From Get Into Something (T-Neck, 1969)

Partly because I’ve always thought of the Isley Brothers as 1970s mega-stars, I forget: 1) that their careers began in 1959 with the original, wedding-rocking “Shout!” and 2) that when the left Tamla to start their own imprint, T-Neck, they recorded and released a full three albums in less than a year.

Get Into Something was the last of that trio and supposedly it’s “the most valuable and highly sought-after Isley Brothers album.” I’m a little on that claim but whatever: it’s a very good album and the title track is a nearly 7.5 minute proto-funk jam that gives drummer George Moreland a 16+ bar break to do his thing. I imagine that the band had a great time taping this in the studio since there seemed to be little urgency in recording a tight, radio-friendly single.

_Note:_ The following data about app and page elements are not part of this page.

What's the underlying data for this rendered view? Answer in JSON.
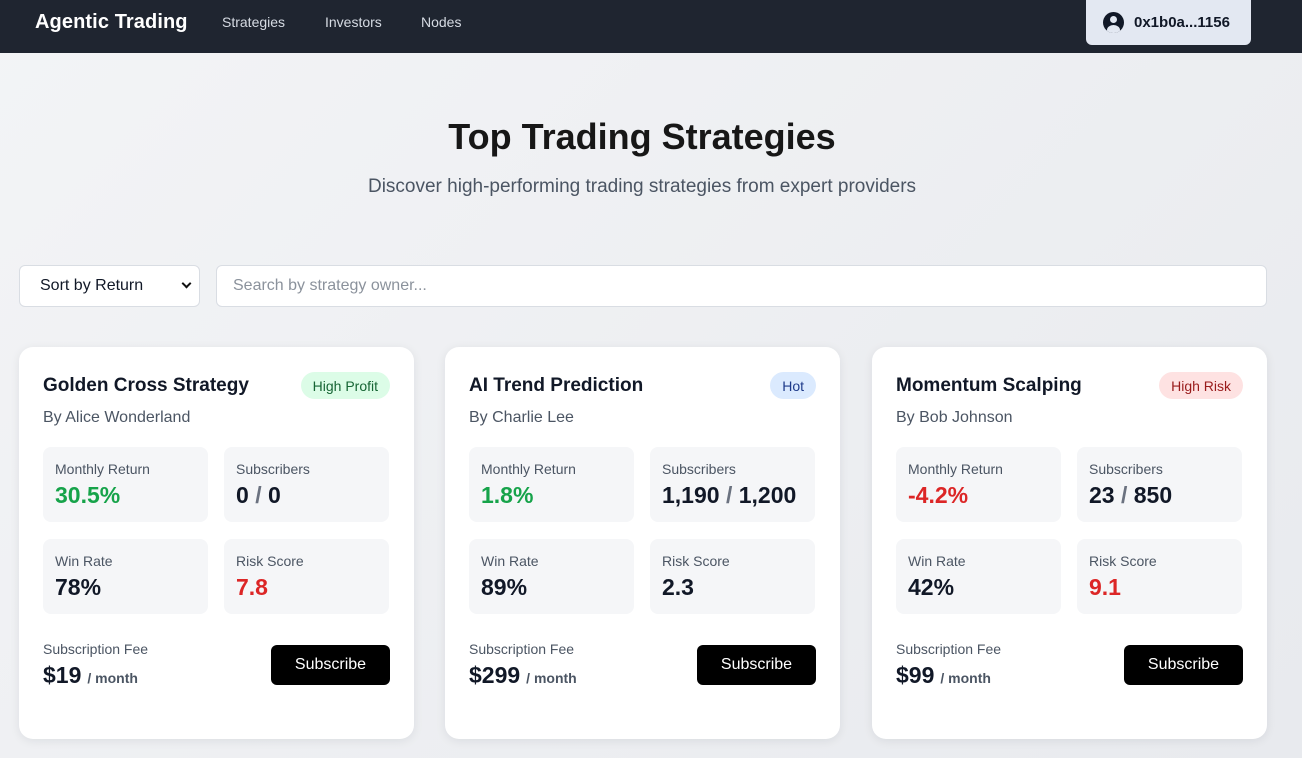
{
  "nav": {
    "brand": "Agentic Trading",
    "links": [
      "Strategies",
      "Investors",
      "Nodes"
    ],
    "wallet": "0x1b0a...1156",
    "wallet_icon": "user-circle-icon"
  },
  "hero": {
    "title": "Top Trading Strategies",
    "subtitle": "Discover high-performing trading strategies from expert providers"
  },
  "filters": {
    "sort_selected": "Sort by Return",
    "search_placeholder": "Search by strategy owner..."
  },
  "labels": {
    "monthly_return": "Monthly Return",
    "subscribers": "Subscribers",
    "win_rate": "Win Rate",
    "risk_score": "Risk Score",
    "fee": "Subscription Fee",
    "per_month": "/ month",
    "subscribe": "Subscribe",
    "slash": "/"
  },
  "colors": {
    "positive": "#16a34a",
    "negative": "#dc2626",
    "navbar": "#1f2530"
  },
  "strategies": [
    {
      "name": "Golden Cross Strategy",
      "badge": "High Profit",
      "owner": "By Alice Wonderland",
      "monthly_return": "30.5%",
      "subscribers_current": "0",
      "subscribers_max": "0",
      "win_rate": "78%",
      "risk_score": "7.8",
      "fee": "$19"
    },
    {
      "name": "AI Trend Prediction",
      "badge": "Hot",
      "owner": "By Charlie Lee",
      "monthly_return": "1.8%",
      "subscribers_current": "1,190",
      "subscribers_max": "1,200",
      "win_rate": "89%",
      "risk_score": "2.3",
      "fee": "$299"
    },
    {
      "name": "Momentum Scalping",
      "badge": "High Risk",
      "owner": "By Bob Johnson",
      "monthly_return": "-4.2%",
      "subscribers_current": "23",
      "subscribers_max": "850",
      "win_rate": "42%",
      "risk_score": "9.1",
      "fee": "$99"
    }
  ]
}
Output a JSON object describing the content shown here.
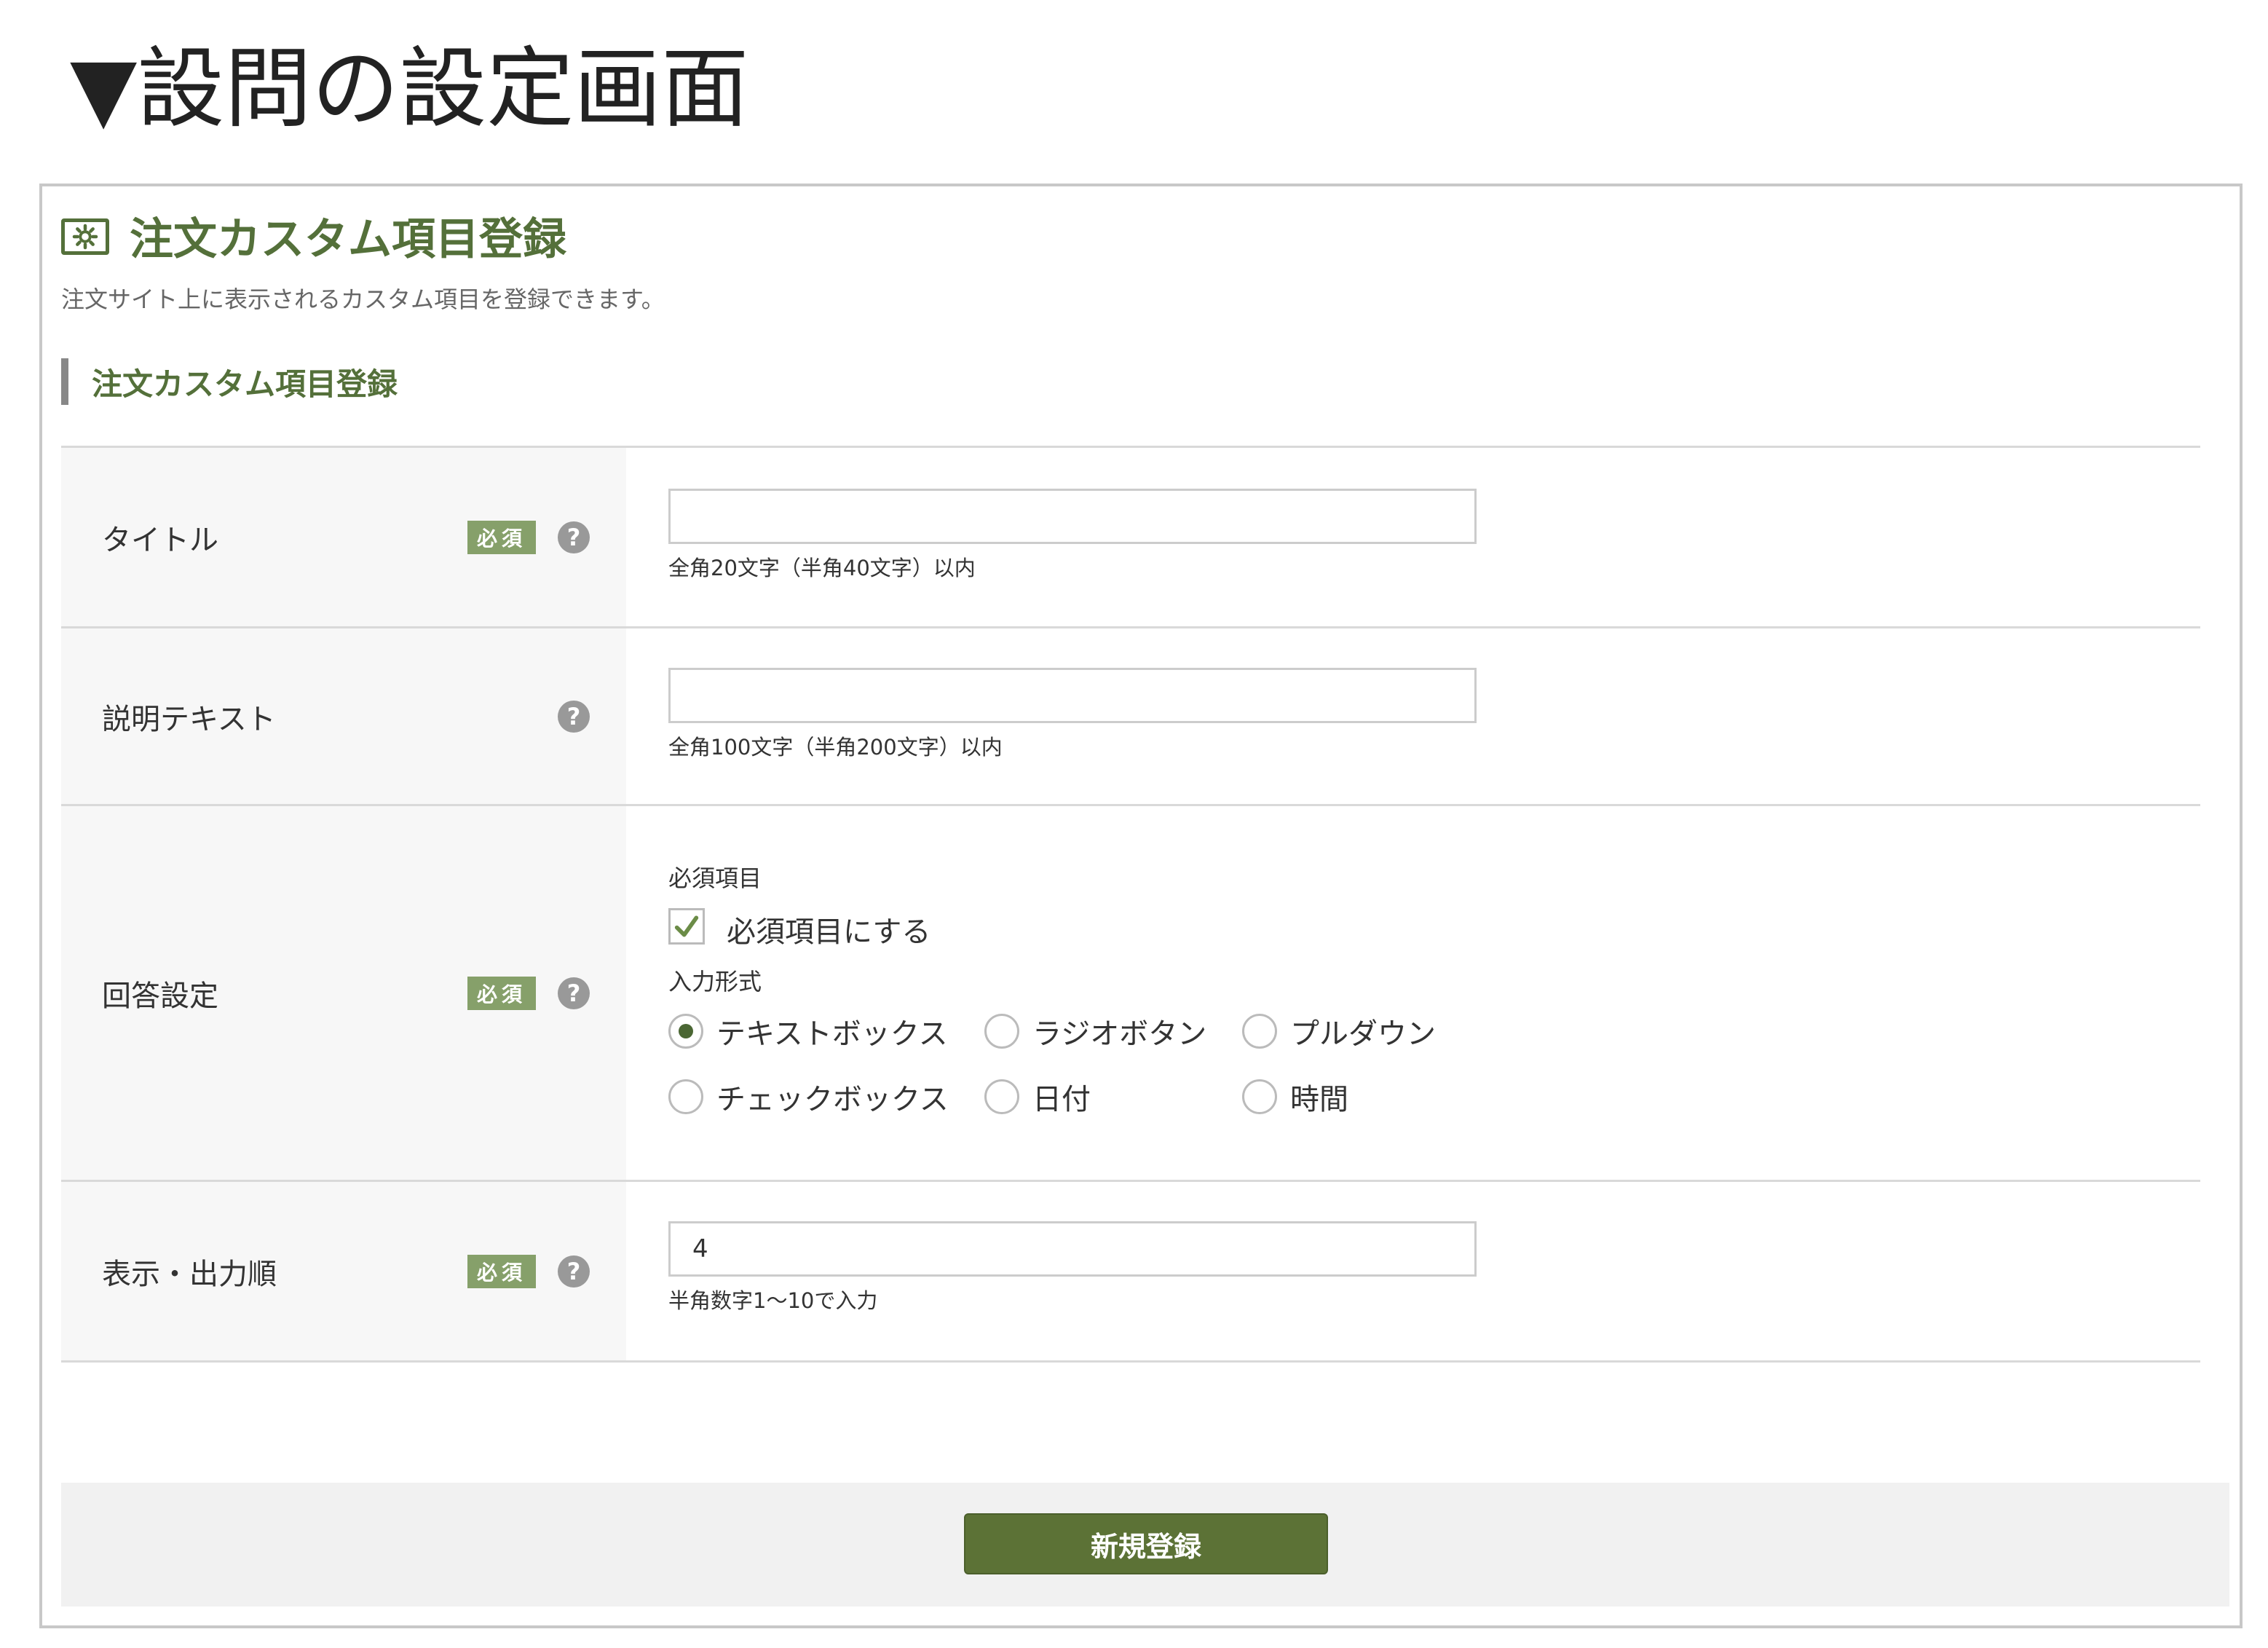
{
  "caption": "▼設問の設定画面",
  "panel": {
    "title": "注文カスタム項目登録",
    "description": "注文サイト上に表示されるカスタム項目を登録できます。",
    "section_title": "注文カスタム項目登録",
    "icon": "gear-icon"
  },
  "required_badge": "必須",
  "help_glyph": "?",
  "rows": {
    "title": {
      "label": "タイトル",
      "required": true,
      "value": "",
      "hint": "全角20文字（半角40文字）以内"
    },
    "description": {
      "label": "説明テキスト",
      "required": false,
      "value": "",
      "hint": "全角100文字（半角200文字）以内"
    },
    "answer": {
      "label": "回答設定",
      "required": true,
      "required_heading": "必須項目",
      "required_checkbox_label": "必須項目にする",
      "required_checked": true,
      "format_heading": "入力形式",
      "selected_format": "テキストボックス",
      "formats": [
        "テキストボックス",
        "ラジオボタン",
        "プルダウン",
        "チェックボックス",
        "日付",
        "時間"
      ]
    },
    "order": {
      "label": "表示・出力順",
      "required": true,
      "value": "4",
      "hint": "半角数字1～10で入力"
    }
  },
  "submit_label": "新規登録",
  "colors": {
    "brand_green": "#54703a",
    "badge_green": "#86a06a",
    "button_green": "#5c7236"
  }
}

“Take Inventory” was the only song off the LP I was previously familiar with; it feels like it was trying to recapture the same magical groove as “It’s Your Thing” and while it doesn’t quite get there – what could? – it’s still pretty damn good, especially with that quick horn opening (I’m imagining a good DJ routine of just cutting back and forth on those horns).